si-cody-bones-220

Cody Van Megen sent photos of the bones he found along the Bow River to the Royal Tyrrell Museum in Drumheller for analysis. (CBC)

Cody Van Megen found bones when walking his dog near the Bow River in Calgary a few weeks ago and knew he should alert paleontologists.

"I just glanced down and saw the bones and they were immediately identifiable as rib bones," he said.

He quickly eliminated a deer or elk as possibilities.

"To me, I thought they were just too large, too big, too long."

Van Megen sent photos of his find to the Royal Tyrrell Museum in Drumheller, east of Calgary.

The bones could be from an ice-age mammal such as a bison, but they will need to be closely examined, said Francois Therrien, a paleontologist with the museum.

Van Megen’s find is one of several since the flooding that experts plan to investigate.

The flooding washed away dense vegetation in fossil-rich areas that have never been excavated before, Therrien said. 

Potential for new species discovery

"We have potential of learning about ancient Alberta with new species that were previously unknown," he said.

hi-paleontologist_1-3col

Paleontologist Francois Therrien says the flooding last month in Alberta washed away vegetation in fossil-rich areas, meaning more new discoveries are likely. (CBC)

"Everybody knows of triceratops, T-Rex, the duck-billed dinosaur, but there's lots of animals we've never found before and those fresh exposures have the potential to reveal to us new information about the lost world."

The secrets revealed by the floods are not limited to bones.

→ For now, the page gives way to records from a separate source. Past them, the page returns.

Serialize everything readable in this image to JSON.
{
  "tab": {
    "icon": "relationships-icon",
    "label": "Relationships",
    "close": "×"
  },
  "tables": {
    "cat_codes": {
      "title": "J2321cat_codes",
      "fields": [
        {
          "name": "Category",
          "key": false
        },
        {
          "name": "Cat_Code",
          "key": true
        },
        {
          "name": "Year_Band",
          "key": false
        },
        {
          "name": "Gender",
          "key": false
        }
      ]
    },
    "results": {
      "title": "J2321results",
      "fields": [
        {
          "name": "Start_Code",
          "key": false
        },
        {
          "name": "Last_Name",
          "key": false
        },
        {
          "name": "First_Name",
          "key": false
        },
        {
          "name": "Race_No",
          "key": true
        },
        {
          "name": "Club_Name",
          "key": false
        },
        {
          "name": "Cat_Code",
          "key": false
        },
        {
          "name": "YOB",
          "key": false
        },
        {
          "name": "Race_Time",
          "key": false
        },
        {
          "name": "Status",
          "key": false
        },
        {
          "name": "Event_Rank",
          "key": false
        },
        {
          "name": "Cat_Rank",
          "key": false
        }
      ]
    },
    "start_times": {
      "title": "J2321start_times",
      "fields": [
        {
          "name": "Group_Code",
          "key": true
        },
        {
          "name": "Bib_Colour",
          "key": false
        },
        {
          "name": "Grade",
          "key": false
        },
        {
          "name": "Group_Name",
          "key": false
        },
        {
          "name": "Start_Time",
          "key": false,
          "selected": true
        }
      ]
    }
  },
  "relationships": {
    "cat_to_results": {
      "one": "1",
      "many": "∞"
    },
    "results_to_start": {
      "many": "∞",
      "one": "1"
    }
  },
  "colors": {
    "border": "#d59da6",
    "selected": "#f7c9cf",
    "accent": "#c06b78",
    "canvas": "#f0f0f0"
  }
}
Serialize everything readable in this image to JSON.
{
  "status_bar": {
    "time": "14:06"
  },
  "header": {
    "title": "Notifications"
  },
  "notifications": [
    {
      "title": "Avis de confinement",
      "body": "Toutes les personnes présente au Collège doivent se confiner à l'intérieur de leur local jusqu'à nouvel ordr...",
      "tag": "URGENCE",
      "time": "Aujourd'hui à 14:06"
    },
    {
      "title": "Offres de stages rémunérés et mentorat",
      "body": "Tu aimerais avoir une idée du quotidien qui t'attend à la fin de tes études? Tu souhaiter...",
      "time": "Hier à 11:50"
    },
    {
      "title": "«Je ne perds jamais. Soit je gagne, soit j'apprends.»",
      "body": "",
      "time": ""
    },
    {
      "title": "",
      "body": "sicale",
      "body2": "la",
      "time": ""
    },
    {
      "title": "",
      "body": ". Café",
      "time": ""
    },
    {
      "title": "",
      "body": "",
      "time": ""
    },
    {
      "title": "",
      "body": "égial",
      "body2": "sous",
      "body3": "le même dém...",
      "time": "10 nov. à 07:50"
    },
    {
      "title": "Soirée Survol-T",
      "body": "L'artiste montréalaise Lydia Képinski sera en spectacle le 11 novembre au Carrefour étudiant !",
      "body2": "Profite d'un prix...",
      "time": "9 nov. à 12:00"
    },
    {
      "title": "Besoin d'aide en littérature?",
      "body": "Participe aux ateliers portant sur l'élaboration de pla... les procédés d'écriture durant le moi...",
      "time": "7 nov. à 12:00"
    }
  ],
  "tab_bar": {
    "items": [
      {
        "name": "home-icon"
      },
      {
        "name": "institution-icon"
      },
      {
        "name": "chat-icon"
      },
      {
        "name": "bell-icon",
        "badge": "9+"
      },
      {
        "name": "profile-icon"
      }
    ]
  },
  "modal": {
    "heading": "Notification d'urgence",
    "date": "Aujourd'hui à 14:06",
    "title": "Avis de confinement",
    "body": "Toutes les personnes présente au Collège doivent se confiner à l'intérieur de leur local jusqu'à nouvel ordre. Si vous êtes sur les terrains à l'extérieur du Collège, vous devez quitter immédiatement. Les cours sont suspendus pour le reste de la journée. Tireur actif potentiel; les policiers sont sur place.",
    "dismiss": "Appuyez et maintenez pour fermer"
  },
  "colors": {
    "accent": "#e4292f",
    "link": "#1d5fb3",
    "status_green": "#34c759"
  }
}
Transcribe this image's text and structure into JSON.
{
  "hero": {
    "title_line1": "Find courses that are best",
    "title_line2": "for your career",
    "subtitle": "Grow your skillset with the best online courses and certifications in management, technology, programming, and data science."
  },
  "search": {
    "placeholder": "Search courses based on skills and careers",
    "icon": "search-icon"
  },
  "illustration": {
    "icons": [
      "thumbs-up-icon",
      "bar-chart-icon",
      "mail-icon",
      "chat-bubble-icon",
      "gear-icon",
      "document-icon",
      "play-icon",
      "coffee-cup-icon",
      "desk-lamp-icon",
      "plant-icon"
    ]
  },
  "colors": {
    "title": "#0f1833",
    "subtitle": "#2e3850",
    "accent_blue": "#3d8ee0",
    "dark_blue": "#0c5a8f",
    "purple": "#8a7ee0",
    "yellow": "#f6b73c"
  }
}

The sheer force of the water changed the landscape and unearthed other little pieces of history. 

Easter Seals Camp Horizon, a special needs camp that caters to disabled adults and children, had to be evacuated after the flood washed up a 1,400-kilogram propane tank that was emitting a gas smell.

Twice since the floodwaters receded, the bomb squad has been called out to the Weaselhead Natural Area on the southwest edge of Calgary, historically the site of military training exercises.

Bomb technicians had to deactivate two anti-tank projectile munitions discovered in the park.

"Age does affect any kind of explosive and in particular we don't know what's been done to it, so it's dangerous just as it's sitting there," said bomb technician Staff Sgt. Shawn Wallace.

The flooding also revealed a long-hidden construction debris field under a major roadway in Calgary, part of which was washed away in the disaster.

Crews discovered old car batteries, concrete, rebar and other materials beneath the road's surface, said city spokeswoman Jennifer Thompson-Goldberg.

As the debris is removed, it is being tested to determine if any of it is hazardous, she said.